- **The problem**
Give the entries again, exactly as written.

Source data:
================================

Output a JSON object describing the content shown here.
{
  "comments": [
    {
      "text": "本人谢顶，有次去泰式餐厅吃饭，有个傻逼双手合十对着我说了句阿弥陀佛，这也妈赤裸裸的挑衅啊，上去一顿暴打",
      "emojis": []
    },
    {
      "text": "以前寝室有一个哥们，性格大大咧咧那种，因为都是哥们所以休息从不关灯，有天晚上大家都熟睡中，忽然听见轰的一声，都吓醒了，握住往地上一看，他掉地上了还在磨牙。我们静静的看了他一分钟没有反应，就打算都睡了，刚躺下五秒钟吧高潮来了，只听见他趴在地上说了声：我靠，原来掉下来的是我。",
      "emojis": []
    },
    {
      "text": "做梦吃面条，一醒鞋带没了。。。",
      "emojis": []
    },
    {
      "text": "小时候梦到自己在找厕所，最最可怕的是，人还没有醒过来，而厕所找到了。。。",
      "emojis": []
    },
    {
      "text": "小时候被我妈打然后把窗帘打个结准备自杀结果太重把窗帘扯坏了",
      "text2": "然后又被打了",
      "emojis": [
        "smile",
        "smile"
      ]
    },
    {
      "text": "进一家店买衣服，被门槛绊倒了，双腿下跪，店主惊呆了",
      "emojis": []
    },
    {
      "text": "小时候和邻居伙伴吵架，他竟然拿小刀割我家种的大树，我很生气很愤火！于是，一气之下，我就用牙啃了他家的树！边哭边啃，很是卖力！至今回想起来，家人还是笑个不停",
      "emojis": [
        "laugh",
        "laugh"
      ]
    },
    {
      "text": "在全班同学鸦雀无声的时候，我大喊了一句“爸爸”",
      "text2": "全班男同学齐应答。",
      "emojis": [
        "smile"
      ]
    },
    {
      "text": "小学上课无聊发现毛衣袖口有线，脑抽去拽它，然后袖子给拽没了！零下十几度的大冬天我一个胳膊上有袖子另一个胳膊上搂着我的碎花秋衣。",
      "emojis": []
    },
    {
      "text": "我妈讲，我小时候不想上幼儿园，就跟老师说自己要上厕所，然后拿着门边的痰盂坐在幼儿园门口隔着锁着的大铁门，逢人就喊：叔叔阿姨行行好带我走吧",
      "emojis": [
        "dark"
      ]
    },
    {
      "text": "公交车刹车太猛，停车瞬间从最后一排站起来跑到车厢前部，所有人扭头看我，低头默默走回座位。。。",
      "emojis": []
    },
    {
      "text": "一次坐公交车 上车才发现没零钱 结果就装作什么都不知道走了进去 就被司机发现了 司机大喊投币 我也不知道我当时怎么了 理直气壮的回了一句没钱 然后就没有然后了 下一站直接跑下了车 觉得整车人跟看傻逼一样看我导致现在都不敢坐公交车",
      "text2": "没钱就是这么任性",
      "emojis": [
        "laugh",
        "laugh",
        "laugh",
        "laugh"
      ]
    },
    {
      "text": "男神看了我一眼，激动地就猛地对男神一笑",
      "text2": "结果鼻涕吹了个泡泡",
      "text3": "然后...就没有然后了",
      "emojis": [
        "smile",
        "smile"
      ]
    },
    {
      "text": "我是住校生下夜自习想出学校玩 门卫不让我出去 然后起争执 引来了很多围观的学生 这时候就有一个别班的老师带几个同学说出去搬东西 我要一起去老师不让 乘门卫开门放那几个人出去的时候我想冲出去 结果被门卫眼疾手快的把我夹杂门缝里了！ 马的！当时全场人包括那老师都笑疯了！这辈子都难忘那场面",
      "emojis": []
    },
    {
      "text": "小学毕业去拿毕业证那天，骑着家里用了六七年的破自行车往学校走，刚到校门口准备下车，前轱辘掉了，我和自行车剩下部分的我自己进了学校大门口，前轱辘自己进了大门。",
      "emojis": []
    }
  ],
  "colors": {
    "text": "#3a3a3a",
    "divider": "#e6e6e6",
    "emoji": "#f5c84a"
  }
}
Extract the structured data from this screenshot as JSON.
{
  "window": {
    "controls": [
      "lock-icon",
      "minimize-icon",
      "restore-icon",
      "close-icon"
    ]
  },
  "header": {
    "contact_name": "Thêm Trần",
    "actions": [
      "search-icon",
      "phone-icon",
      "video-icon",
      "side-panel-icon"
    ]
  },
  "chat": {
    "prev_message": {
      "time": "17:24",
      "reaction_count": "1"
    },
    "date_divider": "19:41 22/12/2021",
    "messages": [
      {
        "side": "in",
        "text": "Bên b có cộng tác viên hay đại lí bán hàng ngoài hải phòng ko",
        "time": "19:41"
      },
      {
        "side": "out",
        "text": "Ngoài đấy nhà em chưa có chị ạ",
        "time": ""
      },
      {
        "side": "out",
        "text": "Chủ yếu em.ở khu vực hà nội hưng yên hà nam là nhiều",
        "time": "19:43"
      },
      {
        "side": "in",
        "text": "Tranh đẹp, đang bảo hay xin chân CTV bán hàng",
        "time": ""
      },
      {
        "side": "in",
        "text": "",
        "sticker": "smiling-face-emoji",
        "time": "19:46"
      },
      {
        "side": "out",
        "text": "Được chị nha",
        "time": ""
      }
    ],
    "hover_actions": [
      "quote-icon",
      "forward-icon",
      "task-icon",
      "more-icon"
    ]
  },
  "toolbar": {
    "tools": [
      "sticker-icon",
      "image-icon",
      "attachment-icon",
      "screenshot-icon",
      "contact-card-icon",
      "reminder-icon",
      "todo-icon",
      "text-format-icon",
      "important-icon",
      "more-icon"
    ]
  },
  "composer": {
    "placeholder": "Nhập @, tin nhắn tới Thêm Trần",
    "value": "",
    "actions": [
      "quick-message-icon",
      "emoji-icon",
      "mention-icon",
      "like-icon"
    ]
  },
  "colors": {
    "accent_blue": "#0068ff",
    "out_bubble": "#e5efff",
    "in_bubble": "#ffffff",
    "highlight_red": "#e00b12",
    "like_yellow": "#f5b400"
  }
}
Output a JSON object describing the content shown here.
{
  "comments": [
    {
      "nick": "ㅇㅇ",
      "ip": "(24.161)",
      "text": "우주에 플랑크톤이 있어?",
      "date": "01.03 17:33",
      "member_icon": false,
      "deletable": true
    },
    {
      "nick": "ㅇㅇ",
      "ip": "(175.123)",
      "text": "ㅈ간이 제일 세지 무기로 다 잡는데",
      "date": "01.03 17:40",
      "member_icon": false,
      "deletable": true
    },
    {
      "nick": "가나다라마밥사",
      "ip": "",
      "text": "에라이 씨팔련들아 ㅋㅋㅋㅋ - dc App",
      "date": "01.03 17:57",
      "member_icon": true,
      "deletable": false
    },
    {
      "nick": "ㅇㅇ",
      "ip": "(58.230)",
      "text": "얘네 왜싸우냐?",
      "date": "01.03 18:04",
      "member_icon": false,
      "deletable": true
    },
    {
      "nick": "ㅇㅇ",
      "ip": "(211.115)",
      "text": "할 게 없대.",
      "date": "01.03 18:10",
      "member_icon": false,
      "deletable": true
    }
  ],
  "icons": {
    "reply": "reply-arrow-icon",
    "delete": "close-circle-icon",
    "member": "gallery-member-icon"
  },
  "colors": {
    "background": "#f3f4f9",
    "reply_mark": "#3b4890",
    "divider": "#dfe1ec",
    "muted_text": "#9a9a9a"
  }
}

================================

- **Solved problem**
Output a JSON object describing the content shown here.
{
  "comments": [
    {
      "text": "本人谢顶，有次去泰式餐厅吃饭，有个傻逼双手合十对着我说了句阿弥陀佛，这也妈赤裸裸的挑衅啊，上去一顿暴打",
      "emojis": []
    },
    {
      "text": "以前寝室有一个哥们，性格大大咧咧那种，因为都是哥们所以休息从不关灯，有天晚上大家都熟睡中，忽然听见轰的一声，都吓醒了，握住往地上一看，他掉地上了还在磨牙。我们静静的看了他一分钟没有反应，就打算都睡了，刚躺下五秒钟吧高潮来了，只听见他趴在地上说了声：我靠，原来掉下来的是我。",
      "emojis": []
    },
    {
      "text": "做梦吃面条，一醒鞋带没了。。。",
      "emojis": []
    },
    {
      "text": "小时候梦到自己在找厕所，最最可怕的是，人还没有醒过来，而厕所找到了。。。",
      "emojis": []
    },
    {
      "text": "小时候被我妈打然后把窗帘打个结准备自杀结果太重把窗帘扯坏了",
      "text2": "然后又被打了",
      "emojis": [
        "smile",
        "smile"
      ]
    },
    {
      "text": "进一家店买衣服，被门槛绊倒了，双腿下跪，店主惊呆了",
      "emojis": []
    },
    {
      "text": "小时候和邻居伙伴吵架，他竟然拿小刀割我家种的大树，我很生气很愤火！于是，一气之下，我就用牙啃了他家的树！边哭边啃，很是卖力！至今回想起来，家人还是笑个不停",
      "emojis": [
        "laugh",
        "laugh"
      ]
    },
    {
      "text": "在全班同学鸦雀无声的时候，我大喊了一句“爸爸”",
      "text2": "全班男同学齐应答。",
      "emojis": [
        "smile"
      ]
    },
    {
      "text": "小学上课无聊发现毛衣袖口有线，脑抽去拽它，然后袖子给拽没了！零下十几度的大冬天我一个胳膊上有袖子另一个胳膊上搂着我的碎花秋衣。",
      "emojis": []
    },
    {
      "text": "我妈讲，我小时候不想上幼儿园，就跟老师说自己要上厕所，然后拿着门边的痰盂坐在幼儿园门口隔着锁着的大铁门，逢人就喊：叔叔阿姨行行好带我走吧",
      "emojis": [
        "dark"
      ]
    },
    {
      "text": "公交车刹车太猛，停车瞬间从最后一排站起来跑到车厢前部，所有人扭头看我，低头默默走回座位。。。",
      "emojis": []
    },
    {
      "text": "一次坐公交车 上车才发现没零钱 结果就装作什么都不知道走了进去 就被司机发现了 司机大喊投币 我也不知道我当时怎么了 理直气壮的回了一句没钱 然后就没有然后了 下一站直接跑下了车 觉得整车人跟看傻逼一样看我导致现在都不敢坐公交车",
      "text2": "没钱就是这么任性",
      "emojis": [
        "laugh",
        "laugh",
        "laugh",
        "laugh"
      ]
    },
    {
      "text": "男神看了我一眼，激动地就猛地对男神一笑",
      "text2": "结果鼻涕吹了个泡泡",
      "text3": "然后...就没有然后了",
      "emojis": [
        "smile",
        "smile"
      ]
    },
    {
      "text": "我是住校生下夜自习想出学校玩 门卫不让我出去 然后起争执 引来了很多围观的学生 这时候就有一个别班的老师带几个同学说出去搬东西 我要一起去老师不让 乘门卫开门放那几个人出去的时候我想冲出去 结果被门卫眼疾手快的把我夹杂门缝里了！ 马的！当时全场人包括那老师都笑疯了！这辈子都难忘那场面",
      "emojis": []
    },
    {
      "text": "小学毕业去拿毕业证那天，骑着家里用了六七年的破自行车往学校走，刚到校门口准备下车，前轱辘掉了，我和自行车剩下部分的我自己进了学校大门口，前轱辘自己进了大门。",
      "emojis": []
    }
  ],
  "colors": {
    "text": "#3a3a3a",
    "divider": "#e6e6e6",
    "emoji": "#f5c84a"
  }
}
Extract the structured data from this screenshot as JSON.
{
  "window": {
    "controls": [
      "lock-icon",
      "minimize-icon",
      "restore-icon",
      "close-icon"
    ]
  },
  "header": {
    "contact_name": "Thêm Trần",
    "actions": [
      "search-icon",
      "phone-icon",
      "video-icon",
      "side-panel-icon"
    ]
  },
  "chat": {
    "prev_message": {
      "time": "17:24",
      "reaction_count": "1"
    },
    "date_divider": "19:41 22/12/2021",
    "messages": [
      {
        "side": "in",
        "text": "Bên b có cộng tác viên hay đại lí bán hàng ngoài hải phòng ko",
        "time": "19:41"
      },
      {
        "side": "out",
        "text": "Ngoài đấy nhà em chưa có chị ạ",
        "time": ""
      },
      {
        "side": "out",
        "text": "Chủ yếu em.ở khu vực hà nội hưng yên hà nam là nhiều",
        "time": "19:43"
      },
      {
        "side": "in",
        "text": "Tranh đẹp, đang bảo hay xin chân CTV bán hàng",
        "time": ""
      },
      {
        "side": "in",
        "text": "",
        "sticker": "smiling-face-emoji",
        "time": "19:46"
      },
      {
        "side": "out",
        "text": "Được chị nha",
        "time": ""
      }
    ],
    "hover_actions": [
      "quote-icon",
      "forward-icon",
      "task-icon",
      "more-icon"
    ]
  },
  "toolbar": {
    "tools": [
      "sticker-icon",
      "image-icon",
      "attachment-icon",
      "screenshot-icon",
      "contact-card-icon",
      "reminder-icon",
      "todo-icon",
      "text-format-icon",
      "important-icon",
      "more-icon"
    ]
  },
  "composer": {
    "placeholder": "Nhập @, tin nhắn tới Thêm Trần",
    "value": "",
    "actions": [
      "quick-message-icon",
      "emoji-icon",
      "mention-icon",
      "like-icon"
    ]
  },
  "colors": {
    "accent_blue": "#0068ff",
    "out_bubble": "#e5efff",
    "in_bubble": "#ffffff",
    "highlight_red": "#e00b12",
    "like_yellow": "#f5b400"
  }
}
Output a JSON object describing the content shown here.
{
  "comments": [
    {
      "nick": "ㅇㅇ",
      "ip": "(24.161)",
      "text": "우주에 플랑크톤이 있어?",
      "date": "01.03 17:33",
      "member_icon": false,
      "deletable": true
    },
    {
      "nick": "ㅇㅇ",
      "ip": "(175.123)",
      "text": "ㅈ간이 제일 세지 무기로 다 잡는데",
      "date": "01.03 17:40",
      "member_icon": false,
      "deletable": true
    },
    {
      "nick": "가나다라마밥사",
      "ip": "",
      "text": "에라이 씨팔련들아 ㅋㅋㅋㅋ - dc App",
      "date": "01.03 17:57",
      "member_icon": true,
      "deletable": false
    },
    {
      "nick": "ㅇㅇ",
      "ip": "(58.230)",
      "text": "얘네 왜싸우냐?",
      "date": "01.03 18:04",
      "member_icon": false,
      "deletable": true
    },
    {
      "nick": "ㅇㅇ",
      "ip": "(211.115)",
      "text": "할 게 없대.",
      "date": "01.03 18:10",
      "member_icon": false,
      "deletable": true
    }
  ],
  "icons": {
    "reply": "reply-arrow-icon",
    "delete": "close-circle-icon",
    "member": "gallery-member-icon"
  },
  "colors": {
    "background": "#f3f4f9",
    "reply_mark": "#3b4890",
    "divider": "#dfe1ec",
    "muted_text": "#9a9a9a"
  }
}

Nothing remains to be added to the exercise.